As the answer, give a copy of each line below that includes the word "ORDER".

──────── Data for this exercise ────────

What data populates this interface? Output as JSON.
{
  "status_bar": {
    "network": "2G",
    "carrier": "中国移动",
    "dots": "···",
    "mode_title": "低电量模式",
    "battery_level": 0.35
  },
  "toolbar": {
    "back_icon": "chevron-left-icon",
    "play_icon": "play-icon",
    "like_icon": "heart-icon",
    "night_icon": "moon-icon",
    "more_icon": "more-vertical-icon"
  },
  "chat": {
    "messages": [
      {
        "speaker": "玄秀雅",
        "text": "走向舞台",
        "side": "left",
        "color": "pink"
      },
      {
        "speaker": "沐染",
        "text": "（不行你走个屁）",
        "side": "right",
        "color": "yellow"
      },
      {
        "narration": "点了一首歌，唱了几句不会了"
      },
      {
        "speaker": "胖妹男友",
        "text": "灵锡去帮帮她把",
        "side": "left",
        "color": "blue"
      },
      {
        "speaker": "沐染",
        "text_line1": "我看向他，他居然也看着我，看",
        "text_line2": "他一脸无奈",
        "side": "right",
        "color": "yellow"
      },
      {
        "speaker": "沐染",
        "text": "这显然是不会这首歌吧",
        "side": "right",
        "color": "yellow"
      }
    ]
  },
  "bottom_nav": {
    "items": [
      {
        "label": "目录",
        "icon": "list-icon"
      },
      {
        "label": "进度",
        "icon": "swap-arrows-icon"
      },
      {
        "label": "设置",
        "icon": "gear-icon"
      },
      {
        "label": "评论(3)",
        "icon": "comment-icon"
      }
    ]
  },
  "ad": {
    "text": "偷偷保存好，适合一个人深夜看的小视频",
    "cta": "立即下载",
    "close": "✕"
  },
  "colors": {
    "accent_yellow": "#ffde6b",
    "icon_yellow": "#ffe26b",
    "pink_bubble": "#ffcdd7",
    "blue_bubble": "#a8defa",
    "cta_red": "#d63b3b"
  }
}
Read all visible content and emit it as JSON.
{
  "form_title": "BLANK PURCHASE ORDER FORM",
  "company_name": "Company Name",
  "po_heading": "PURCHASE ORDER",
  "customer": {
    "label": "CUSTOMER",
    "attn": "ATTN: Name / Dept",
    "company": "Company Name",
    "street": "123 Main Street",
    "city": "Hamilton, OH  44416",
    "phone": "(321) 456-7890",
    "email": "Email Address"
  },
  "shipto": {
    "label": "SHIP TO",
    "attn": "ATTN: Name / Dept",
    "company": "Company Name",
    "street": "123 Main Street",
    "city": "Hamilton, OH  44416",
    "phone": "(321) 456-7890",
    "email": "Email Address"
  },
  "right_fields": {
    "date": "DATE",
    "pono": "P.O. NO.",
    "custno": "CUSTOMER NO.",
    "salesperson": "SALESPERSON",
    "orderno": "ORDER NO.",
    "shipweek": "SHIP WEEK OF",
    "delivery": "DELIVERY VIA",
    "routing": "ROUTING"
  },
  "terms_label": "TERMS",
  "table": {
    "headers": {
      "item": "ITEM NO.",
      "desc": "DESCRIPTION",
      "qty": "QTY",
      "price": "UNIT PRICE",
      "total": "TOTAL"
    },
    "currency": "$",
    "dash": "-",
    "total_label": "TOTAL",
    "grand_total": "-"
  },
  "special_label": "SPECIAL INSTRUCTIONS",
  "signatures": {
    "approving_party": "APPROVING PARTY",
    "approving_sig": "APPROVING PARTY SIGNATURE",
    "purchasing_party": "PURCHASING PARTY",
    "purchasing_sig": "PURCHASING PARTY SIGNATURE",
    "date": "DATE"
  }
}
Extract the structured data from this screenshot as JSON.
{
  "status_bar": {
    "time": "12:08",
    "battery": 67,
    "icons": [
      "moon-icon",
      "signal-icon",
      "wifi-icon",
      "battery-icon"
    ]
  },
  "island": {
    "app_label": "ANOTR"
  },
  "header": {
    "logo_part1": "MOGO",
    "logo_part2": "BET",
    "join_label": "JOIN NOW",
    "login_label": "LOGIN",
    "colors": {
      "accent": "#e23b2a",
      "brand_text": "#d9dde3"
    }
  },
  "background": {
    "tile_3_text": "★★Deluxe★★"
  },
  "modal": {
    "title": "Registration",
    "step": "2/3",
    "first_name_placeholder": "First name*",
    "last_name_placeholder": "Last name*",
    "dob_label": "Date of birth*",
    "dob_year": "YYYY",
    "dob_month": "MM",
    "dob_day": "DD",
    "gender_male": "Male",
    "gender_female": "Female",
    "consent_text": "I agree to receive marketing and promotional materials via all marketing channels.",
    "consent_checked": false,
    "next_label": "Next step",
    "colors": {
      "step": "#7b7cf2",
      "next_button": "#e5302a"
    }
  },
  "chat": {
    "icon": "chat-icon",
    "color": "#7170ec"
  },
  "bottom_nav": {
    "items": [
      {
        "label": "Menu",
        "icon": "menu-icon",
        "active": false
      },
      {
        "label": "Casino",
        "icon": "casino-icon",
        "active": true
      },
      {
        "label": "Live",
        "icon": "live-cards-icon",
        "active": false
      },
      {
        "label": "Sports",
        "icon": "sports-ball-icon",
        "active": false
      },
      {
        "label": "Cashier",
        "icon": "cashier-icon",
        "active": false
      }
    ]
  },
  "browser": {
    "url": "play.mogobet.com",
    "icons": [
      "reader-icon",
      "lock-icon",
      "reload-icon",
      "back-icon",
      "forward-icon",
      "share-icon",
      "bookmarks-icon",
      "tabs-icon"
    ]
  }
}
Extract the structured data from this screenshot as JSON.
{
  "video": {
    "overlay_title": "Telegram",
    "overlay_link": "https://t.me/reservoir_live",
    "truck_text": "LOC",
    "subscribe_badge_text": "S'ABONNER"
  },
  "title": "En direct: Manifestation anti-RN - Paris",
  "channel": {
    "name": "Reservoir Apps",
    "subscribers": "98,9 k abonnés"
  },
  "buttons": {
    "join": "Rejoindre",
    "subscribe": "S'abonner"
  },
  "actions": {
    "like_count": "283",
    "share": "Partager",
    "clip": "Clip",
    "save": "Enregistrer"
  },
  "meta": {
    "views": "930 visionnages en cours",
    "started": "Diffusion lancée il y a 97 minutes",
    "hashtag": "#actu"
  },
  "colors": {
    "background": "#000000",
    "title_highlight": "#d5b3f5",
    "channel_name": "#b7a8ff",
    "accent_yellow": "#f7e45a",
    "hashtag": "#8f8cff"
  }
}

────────

Reply to the task:
  "form_title": "BLANK PURCHASE ORDER FORM",
  "po_heading": "PURCHASE ORDER",
    "orderno": "ORDER NO.",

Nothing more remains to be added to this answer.